## WHAT YOU ARE ASKED TO DO
Go through the listing below and work out how many lines hold "size"; reply with the figure alone.

(STORED DATA)

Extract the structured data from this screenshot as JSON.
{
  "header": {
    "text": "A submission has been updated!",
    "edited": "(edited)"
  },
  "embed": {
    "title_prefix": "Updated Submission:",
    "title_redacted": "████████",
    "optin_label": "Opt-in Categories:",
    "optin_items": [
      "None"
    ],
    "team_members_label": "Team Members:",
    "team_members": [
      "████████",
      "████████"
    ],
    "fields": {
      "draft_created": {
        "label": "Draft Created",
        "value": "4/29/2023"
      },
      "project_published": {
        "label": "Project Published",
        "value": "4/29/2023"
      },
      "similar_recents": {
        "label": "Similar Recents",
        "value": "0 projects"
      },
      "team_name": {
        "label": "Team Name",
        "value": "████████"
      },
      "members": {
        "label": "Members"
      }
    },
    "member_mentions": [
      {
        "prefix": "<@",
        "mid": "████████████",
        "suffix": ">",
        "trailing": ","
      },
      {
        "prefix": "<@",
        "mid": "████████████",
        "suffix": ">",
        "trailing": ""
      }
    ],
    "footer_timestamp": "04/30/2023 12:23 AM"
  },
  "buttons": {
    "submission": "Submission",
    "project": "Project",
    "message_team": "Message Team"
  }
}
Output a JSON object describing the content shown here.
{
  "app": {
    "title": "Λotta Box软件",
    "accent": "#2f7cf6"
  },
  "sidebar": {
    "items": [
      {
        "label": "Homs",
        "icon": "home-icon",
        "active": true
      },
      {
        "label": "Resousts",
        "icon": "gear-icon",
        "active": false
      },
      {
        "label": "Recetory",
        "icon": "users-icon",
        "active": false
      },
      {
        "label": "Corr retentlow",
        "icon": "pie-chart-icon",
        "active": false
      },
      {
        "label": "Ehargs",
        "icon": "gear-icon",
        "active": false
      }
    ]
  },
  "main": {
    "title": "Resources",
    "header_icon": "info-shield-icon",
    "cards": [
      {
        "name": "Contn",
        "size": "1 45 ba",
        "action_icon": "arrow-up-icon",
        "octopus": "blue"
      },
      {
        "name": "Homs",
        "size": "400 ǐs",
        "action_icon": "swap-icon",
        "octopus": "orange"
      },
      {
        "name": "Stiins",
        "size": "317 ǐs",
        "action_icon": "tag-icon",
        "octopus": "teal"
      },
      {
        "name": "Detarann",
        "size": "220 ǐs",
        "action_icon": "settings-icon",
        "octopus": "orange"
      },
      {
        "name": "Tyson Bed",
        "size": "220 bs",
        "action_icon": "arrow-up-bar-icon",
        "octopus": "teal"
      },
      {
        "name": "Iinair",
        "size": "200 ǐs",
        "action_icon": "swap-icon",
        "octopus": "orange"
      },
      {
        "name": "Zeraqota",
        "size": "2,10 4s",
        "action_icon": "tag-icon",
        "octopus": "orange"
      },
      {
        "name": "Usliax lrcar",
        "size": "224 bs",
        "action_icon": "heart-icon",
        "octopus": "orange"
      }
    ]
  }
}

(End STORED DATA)

## REPLY
8